DATA SUPPLIED: Begin
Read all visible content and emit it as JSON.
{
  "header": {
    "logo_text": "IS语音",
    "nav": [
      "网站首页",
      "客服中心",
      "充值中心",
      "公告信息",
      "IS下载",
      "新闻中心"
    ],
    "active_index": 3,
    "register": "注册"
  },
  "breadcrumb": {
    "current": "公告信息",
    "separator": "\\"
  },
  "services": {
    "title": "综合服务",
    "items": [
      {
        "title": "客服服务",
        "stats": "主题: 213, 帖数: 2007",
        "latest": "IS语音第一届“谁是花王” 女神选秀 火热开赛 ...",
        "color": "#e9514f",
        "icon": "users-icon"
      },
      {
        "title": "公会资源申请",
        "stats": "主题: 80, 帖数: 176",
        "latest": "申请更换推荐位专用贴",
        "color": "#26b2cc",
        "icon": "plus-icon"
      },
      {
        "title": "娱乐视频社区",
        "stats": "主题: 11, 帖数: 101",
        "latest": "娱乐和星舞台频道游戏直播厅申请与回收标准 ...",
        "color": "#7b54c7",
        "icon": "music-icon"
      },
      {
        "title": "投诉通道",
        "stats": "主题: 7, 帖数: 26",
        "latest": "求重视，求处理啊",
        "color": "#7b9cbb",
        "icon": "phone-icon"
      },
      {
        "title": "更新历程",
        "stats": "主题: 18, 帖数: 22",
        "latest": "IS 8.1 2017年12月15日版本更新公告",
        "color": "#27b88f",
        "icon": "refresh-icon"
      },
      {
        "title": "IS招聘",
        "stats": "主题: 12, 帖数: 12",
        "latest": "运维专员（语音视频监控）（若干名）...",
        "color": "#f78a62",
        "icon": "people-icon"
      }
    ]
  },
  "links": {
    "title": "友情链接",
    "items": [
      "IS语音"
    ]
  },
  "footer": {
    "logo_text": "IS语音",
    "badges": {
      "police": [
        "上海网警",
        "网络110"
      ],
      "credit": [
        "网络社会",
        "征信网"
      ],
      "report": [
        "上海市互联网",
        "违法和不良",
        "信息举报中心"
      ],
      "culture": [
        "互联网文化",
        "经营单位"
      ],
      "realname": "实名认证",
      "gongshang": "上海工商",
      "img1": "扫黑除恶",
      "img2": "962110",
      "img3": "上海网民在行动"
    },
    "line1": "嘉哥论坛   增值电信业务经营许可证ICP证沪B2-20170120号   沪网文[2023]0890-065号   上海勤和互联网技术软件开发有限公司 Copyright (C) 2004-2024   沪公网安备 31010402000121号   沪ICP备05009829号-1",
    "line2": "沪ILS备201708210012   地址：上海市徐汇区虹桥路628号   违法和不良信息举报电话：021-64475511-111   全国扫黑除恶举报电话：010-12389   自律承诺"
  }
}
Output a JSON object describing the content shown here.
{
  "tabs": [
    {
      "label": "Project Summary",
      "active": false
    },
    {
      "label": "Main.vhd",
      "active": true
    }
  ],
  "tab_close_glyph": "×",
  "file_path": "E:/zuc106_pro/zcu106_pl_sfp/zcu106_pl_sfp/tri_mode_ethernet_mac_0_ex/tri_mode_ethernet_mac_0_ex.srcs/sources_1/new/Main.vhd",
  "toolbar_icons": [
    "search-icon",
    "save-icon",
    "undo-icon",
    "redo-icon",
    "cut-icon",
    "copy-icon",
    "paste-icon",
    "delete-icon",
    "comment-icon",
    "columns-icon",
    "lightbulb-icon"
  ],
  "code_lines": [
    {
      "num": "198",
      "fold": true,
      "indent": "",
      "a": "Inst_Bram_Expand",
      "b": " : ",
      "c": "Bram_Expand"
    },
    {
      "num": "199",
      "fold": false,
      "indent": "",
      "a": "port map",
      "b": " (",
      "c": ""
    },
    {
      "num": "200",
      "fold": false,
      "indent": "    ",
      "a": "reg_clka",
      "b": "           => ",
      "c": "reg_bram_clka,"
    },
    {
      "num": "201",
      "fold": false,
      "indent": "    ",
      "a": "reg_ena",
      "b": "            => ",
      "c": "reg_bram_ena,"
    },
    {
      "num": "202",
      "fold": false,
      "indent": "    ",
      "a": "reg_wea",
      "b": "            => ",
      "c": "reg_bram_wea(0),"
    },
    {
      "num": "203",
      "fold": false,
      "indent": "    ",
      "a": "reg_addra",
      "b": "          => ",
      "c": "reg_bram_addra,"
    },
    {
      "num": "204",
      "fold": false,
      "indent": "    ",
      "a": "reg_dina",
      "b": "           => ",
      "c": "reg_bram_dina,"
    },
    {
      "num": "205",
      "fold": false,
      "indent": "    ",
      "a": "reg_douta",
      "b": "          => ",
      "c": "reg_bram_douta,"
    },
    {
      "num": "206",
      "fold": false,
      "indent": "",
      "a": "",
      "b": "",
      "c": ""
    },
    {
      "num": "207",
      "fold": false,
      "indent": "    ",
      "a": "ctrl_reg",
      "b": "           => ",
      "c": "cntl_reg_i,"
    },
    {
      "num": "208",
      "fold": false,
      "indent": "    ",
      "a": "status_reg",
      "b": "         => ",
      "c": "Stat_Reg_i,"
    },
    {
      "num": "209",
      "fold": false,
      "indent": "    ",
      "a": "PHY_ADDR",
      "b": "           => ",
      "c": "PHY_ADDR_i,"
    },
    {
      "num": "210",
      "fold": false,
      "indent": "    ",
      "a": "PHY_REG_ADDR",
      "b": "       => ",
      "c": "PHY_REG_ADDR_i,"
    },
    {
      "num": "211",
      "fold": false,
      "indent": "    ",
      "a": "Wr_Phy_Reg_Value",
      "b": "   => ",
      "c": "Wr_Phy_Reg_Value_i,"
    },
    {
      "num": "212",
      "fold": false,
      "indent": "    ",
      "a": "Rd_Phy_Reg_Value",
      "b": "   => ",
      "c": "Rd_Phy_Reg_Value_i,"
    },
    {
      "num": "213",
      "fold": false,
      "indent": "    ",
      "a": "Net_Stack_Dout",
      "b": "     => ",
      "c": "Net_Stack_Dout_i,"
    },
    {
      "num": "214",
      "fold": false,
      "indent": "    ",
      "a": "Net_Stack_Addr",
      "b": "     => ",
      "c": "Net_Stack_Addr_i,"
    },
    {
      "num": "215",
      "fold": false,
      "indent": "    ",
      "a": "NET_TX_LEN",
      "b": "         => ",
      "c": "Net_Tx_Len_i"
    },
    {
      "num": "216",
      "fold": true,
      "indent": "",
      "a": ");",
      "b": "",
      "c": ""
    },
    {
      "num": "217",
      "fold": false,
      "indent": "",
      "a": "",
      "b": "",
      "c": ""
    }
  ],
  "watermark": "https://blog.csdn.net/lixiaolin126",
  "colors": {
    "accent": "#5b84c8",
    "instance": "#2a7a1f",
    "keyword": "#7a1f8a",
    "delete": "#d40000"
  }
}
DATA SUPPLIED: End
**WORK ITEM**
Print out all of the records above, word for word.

**EXERCISE RESPONSE**
Read all visible content and emit it as JSON.
{
  "header": {
    "logo_text": "IS语音",
    "nav": [
      "网站首页",
      "客服中心",
      "充值中心",
      "公告信息",
      "IS下载",
      "新闻中心"
    ],
    "active_index": 3,
    "register": "注册"
  },
  "breadcrumb": {
    "current": "公告信息",
    "separator": "\\"
  },
  "services": {
    "title": "综合服务",
    "items": [
      {
        "title": "客服服务",
        "stats": "主题: 213, 帖数: 2007",
        "latest": "IS语音第一届“谁是花王” 女神选秀 火热开赛 ...",
        "color": "#e9514f",
        "icon": "users-icon"
      },
      {
        "title": "公会资源申请",
        "stats": "主题: 80, 帖数: 176",
        "latest": "申请更换推荐位专用贴",
        "color": "#26b2cc",
        "icon": "plus-icon"
      },
      {
        "title": "娱乐视频社区",
        "stats": "主题: 11, 帖数: 101",
        "latest": "娱乐和星舞台频道游戏直播厅申请与回收标准 ...",
        "color": "#7b54c7",
        "icon": "music-icon"
      },
      {
        "title": "投诉通道",
        "stats": "主题: 7, 帖数: 26",
        "latest": "求重视，求处理啊",
        "color": "#7b9cbb",
        "icon": "phone-icon"
      },
      {
        "title": "更新历程",
        "stats": "主题: 18, 帖数: 22",
        "latest": "IS 8.1 2017年12月15日版本更新公告",
        "color": "#27b88f",
        "icon": "refresh-icon"
      },
      {
        "title": "IS招聘",
        "stats": "主题: 12, 帖数: 12",
        "latest": "运维专员（语音视频监控）（若干名）...",
        "color": "#f78a62",
        "icon": "people-icon"
      }
    ]
  },
  "links": {
    "title": "友情链接",
    "items": [
      "IS语音"
    ]
  },
  "footer": {
    "logo_text": "IS语音",
    "badges": {
      "police": [
        "上海网警",
        "网络110"
      ],
      "credit": [
        "网络社会",
        "征信网"
      ],
      "report": [
        "上海市互联网",
        "违法和不良",
        "信息举报中心"
      ],
      "culture": [
        "互联网文化",
        "经营单位"
      ],
      "realname": "实名认证",
      "gongshang": "上海工商",
      "img1": "扫黑除恶",
      "img2": "962110",
      "img3": "上海网民在行动"
    },
    "line1": "嘉哥论坛   增值电信业务经营许可证ICP证沪B2-20170120号   沪网文[2023]0890-065号   上海勤和互联网技术软件开发有限公司 Copyright (C) 2004-2024   沪公网安备 31010402000121号   沪ICP备05009829号-1",
    "line2": "沪ILS备201708210012   地址：上海市徐汇区虹桥路628号   违法和不良信息举报电话：021-64475511-111   全国扫黑除恶举报电话：010-12389   自律承诺"
  }
}
Output a JSON object describing the content shown here.
{
  "tabs": [
    {
      "label": "Project Summary",
      "active": false
    },
    {
      "label": "Main.vhd",
      "active": true
    }
  ],
  "tab_close_glyph": "×",
  "file_path": "E:/zuc106_pro/zcu106_pl_sfp/zcu106_pl_sfp/tri_mode_ethernet_mac_0_ex/tri_mode_ethernet_mac_0_ex.srcs/sources_1/new/Main.vhd",
  "toolbar_icons": [
    "search-icon",
    "save-icon",
    "undo-icon",
    "redo-icon",
    "cut-icon",
    "copy-icon",
    "paste-icon",
    "delete-icon",
    "comment-icon",
    "columns-icon",
    "lightbulb-icon"
  ],
  "code_lines": [
    {
      "num": "198",
      "fold": true,
      "indent": "",
      "a": "Inst_Bram_Expand",
      "b": " : ",
      "c": "Bram_Expand"
    },
    {
      "num": "199",
      "fold": false,
      "indent": "",
      "a": "port map",
      "b": " (",
      "c": ""
    },
    {
      "num": "200",
      "fold": false,
      "indent": "    ",
      "a": "reg_clka",
      "b": "           => ",
      "c": "reg_bram_clka,"
    },
    {
      "num": "201",
      "fold": false,
      "indent": "    ",
      "a": "reg_ena",
      "b": "            => ",
      "c": "reg_bram_ena,"
    },
    {
      "num": "202",
      "fold": false,
      "indent": "    ",
      "a": "reg_wea",
      "b": "            => ",
      "c": "reg_bram_wea(0),"
    },
    {
      "num": "203",
      "fold": false,
      "indent": "    ",
      "a": "reg_addra",
      "b": "          => ",
      "c": "reg_bram_addra,"
    },
    {
      "num": "204",
      "fold": false,
      "indent": "    ",
      "a": "reg_dina",
      "b": "           => ",
      "c": "reg_bram_dina,"
    },
    {
      "num": "205",
      "fold": false,
      "indent": "    ",
      "a": "reg_douta",
      "b": "          => ",
      "c": "reg_bram_douta,"
    },
    {
      "num": "206",
      "fold": false,
      "indent": "",
      "a": "",
      "b": "",
      "c": ""
    },
    {
      "num": "207",
      "fold": false,
      "indent": "    ",
      "a": "ctrl_reg",
      "b": "           => ",
      "c": "cntl_reg_i,"
    },
    {
      "num": "208",
      "fold": false,
      "indent": "    ",
      "a": "status_reg",
      "b": "         => ",
      "c": "Stat_Reg_i,"
    },
    {
      "num": "209",
      "fold": false,
      "indent": "    ",
      "a": "PHY_ADDR",
      "b": "           => ",
      "c": "PHY_ADDR_i,"
    },
    {
      "num": "210",
      "fold": false,
      "indent": "    ",
      "a": "PHY_REG_ADDR",
      "b": "       => ",
      "c": "PHY_REG_ADDR_i,"
    },
    {
      "num": "211",
      "fold": false,
      "indent": "    ",
      "a": "Wr_Phy_Reg_Value",
      "b": "   => ",
      "c": "Wr_Phy_Reg_Value_i,"
    },
    {
      "num": "212",
      "fold": false,
      "indent": "    ",
      "a": "Rd_Phy_Reg_Value",
      "b": "   => ",
      "c": "Rd_Phy_Reg_Value_i,"
    },
    {
      "num": "213",
      "fold": false,
      "indent": "    ",
      "a": "Net_Stack_Dout",
      "b": "     => ",
      "c": "Net_Stack_Dout_i,"
    },
    {
      "num": "214",
      "fold": false,
      "indent": "    ",
      "a": "Net_Stack_Addr",
      "b": "     => ",
      "c": "Net_Stack_Addr_i,"
    },
    {
      "num": "215",
      "fold": false,
      "indent": "    ",
      "a": "NET_TX_LEN",
      "b": "         => ",
      "c": "Net_Tx_Len_i"
    },
    {
      "num": "216",
      "fold": true,
      "indent": "",
      "a": ");",
      "b": "",
      "c": ""
    },
    {
      "num": "217",
      "fold": false,
      "indent": "",
      "a": "",
      "b": "",
      "c": ""
    }
  ],
  "watermark": "https://blog.csdn.net/lixiaolin126",
  "colors": {
    "accent": "#5b84c8",
    "instance": "#2a7a1f",
    "keyword": "#7a1f8a",
    "delete": "#d40000"
  }
}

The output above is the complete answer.